Many California officials are opting to treat delinquent youths in their home communities rather than state institutions at a time when juvenile and imprisonment rates have been plummeting for a decade, says the San Francisco Chronicle. There were 65 California juveniles imprisoned in 2006 for every 100,000 in the state’s youth population, down from a peak of 285 in 1988, while the juvenile arrest rate for serious felonies has fallen by more than half. California’s state-run juvenile prisons continue to be plagued by violence and poor rehabilitation efforts, but counties have seized on new methods and accelerated the introduction of models that appear to be successful at reducing recidivism rates.

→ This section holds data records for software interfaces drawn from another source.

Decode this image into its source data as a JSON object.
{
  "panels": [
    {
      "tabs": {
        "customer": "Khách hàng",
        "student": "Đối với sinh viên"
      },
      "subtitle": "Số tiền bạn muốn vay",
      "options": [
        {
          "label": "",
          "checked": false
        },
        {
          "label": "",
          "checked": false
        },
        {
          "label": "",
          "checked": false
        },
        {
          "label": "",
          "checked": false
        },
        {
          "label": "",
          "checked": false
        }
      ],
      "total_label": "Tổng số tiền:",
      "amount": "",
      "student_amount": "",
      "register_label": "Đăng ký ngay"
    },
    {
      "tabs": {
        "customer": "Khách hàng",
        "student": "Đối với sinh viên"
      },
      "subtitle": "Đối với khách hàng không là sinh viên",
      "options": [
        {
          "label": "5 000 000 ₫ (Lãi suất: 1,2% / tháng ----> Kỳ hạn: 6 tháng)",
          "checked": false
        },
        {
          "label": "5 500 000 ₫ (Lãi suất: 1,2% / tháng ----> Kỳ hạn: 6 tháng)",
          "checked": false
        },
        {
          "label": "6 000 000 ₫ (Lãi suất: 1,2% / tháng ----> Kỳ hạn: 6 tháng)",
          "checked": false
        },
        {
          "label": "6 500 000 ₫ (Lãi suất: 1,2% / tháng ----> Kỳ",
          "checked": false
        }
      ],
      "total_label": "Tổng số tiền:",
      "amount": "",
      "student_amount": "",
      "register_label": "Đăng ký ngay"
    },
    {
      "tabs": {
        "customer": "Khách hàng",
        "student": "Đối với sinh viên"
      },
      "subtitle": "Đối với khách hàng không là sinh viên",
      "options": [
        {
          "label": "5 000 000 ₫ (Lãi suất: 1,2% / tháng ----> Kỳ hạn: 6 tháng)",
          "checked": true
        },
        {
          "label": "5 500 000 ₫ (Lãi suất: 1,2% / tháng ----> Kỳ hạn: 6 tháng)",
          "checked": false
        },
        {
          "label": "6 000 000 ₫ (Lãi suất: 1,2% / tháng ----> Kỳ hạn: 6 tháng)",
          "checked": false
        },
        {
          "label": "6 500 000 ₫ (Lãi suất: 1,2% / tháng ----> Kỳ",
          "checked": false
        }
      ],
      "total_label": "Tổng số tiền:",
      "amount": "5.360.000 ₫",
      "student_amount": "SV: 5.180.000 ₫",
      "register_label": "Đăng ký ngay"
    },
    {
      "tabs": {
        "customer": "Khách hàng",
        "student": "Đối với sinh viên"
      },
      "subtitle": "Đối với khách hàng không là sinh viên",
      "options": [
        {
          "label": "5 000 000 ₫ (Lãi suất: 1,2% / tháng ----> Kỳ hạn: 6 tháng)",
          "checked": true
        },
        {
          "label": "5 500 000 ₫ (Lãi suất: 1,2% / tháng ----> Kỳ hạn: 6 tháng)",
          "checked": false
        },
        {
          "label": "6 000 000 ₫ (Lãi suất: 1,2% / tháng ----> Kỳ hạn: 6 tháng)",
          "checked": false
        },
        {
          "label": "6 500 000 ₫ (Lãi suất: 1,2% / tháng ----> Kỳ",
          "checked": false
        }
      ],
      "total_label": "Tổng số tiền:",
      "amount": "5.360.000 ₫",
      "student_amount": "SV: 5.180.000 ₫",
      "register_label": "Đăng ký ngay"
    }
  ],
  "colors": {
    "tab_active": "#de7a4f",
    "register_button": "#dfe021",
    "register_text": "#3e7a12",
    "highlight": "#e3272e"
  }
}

Treatment methods are more pragmatic than in the past and focus on retraining rather than punishment. Said Barry Krisberg of Oakland-based National Council on Crime and Delinquency: “What we’re seeing is the exact reverse of the old argument that said the only thing that works is incapacitating these juveniles. The crime rates are falling as we got less tough, not tougher.” The core of the new approach is that juveniles with the potential for becoming lifelong criminals can be identified early with careful screening. These youths can be treated with programs that focus not on their often troubled backgrounds but on practical efforts to break behavior patterns and make better choices. This is known as behavioral, or cognitive therapy. “Talk therapy doesn’t work in changing behavior,” said criminologist Edward Latessa of the University of Cincinnati. “You have to target current issues in the juvenile’s life, not things that happened in the past, even if they affected the juvenile’s psychology in some way.”